People have watched their home's value plummet since the real estate crisis of 2008 and 2009. In fact, as of July 2011, real estate values remain low and many homeowners are still upside down in their mortgages. Calculating your home's current value can help you determine how far underneath your mortgage you are. Your home's value is dependent upon numerous factors.
Assess your home's current condition. Is it up to code? Is it in need of many repairs? Did you just have remodeling work done to it? All of these factors contribute to the value of your home. Be honest with yourself, if your home is in really great shape its value should be higher; if it's a fixer-upper, the value will go down.
Write down the size of your home, the size lot it is built on and how old your home is. Look around your neighborhood. The property values all around you affect your home's current value. If a similar house in your neighborhood just sold, find out how much it sold for. Check and see what other similar properties are being listed for in your neighborhood as well.
Use an online tool such as the Federal Housing Finance Agency's HPI Calculator. Go to FHFA.gov and click on the House Price Index menu at the top of the page. Select "HPI Calculator." Select your state from the drop-down menu, select your purchase and valuation quarters from the next two menus and fill in the purchase price of your home. Click the "Calculate" button. Note: This calculator's valuation periods only go back as far as 1991.
Hire a professional appraiser to come and appraise your home if you are looking for more than just a ballpark figure. An appraiser will inspect your home and property and give you a detailed valuation of your home.
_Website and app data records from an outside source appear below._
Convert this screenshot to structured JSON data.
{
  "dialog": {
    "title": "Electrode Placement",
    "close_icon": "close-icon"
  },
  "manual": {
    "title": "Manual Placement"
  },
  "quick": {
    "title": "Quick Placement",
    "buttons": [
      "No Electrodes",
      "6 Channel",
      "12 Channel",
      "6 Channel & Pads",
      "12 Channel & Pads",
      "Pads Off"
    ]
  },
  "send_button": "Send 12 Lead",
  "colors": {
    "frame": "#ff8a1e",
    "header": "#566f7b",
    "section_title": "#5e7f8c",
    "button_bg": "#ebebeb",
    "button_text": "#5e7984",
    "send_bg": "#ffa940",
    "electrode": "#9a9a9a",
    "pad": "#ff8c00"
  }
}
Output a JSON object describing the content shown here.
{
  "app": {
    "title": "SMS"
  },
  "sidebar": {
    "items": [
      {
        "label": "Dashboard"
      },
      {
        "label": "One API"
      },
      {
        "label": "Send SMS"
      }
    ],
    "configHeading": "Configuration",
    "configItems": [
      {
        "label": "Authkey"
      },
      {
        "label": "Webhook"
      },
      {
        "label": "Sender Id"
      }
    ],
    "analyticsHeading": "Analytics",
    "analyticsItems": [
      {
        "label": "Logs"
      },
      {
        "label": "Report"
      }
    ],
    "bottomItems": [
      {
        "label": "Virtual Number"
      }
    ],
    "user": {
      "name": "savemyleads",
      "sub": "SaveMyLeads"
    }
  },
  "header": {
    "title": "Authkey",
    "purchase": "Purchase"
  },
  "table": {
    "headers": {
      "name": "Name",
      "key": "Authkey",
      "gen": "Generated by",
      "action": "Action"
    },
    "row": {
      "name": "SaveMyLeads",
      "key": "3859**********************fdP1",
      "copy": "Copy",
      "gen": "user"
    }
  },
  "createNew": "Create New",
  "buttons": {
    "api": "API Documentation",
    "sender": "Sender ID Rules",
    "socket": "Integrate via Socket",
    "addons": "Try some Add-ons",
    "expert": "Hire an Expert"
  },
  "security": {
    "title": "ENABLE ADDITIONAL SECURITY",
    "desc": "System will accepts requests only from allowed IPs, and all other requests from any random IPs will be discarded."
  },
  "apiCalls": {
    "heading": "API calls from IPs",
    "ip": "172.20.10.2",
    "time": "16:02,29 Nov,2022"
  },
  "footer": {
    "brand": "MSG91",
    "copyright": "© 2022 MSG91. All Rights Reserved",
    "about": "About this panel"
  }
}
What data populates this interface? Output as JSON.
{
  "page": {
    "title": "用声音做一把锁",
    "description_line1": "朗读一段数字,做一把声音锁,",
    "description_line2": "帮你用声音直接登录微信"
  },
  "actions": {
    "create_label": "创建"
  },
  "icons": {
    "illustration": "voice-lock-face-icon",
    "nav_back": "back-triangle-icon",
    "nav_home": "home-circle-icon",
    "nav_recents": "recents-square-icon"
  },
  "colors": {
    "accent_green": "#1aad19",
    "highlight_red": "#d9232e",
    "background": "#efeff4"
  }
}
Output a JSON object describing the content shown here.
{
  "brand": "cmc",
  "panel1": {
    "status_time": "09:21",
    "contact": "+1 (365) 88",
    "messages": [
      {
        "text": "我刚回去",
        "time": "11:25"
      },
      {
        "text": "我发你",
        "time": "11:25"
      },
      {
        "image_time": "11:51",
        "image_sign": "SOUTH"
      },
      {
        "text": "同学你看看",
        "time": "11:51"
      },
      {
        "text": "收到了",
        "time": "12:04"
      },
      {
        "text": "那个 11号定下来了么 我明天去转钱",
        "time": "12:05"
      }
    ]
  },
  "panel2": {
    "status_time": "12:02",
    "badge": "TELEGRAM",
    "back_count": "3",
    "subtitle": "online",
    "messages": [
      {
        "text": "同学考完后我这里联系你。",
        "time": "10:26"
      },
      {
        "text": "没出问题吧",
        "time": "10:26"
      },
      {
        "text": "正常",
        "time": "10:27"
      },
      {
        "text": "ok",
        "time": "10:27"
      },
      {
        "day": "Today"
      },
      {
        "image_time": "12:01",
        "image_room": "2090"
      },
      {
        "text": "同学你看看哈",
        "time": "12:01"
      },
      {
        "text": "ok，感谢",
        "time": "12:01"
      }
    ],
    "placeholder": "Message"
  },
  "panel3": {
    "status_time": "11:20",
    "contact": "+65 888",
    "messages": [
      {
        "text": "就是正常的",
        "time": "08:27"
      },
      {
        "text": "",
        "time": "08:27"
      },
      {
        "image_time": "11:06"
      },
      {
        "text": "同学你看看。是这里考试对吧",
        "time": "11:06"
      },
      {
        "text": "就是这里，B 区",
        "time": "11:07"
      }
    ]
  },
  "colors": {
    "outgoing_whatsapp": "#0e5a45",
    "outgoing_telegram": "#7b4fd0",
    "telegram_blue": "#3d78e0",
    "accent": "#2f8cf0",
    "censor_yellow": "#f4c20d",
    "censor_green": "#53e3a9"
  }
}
The appraiser might also be able to give you some professional suggestions on how to raise the value of your home and property.
If you self-appraise or estimate your home's value, don't be surprised if your actual value is lower or higher than your number.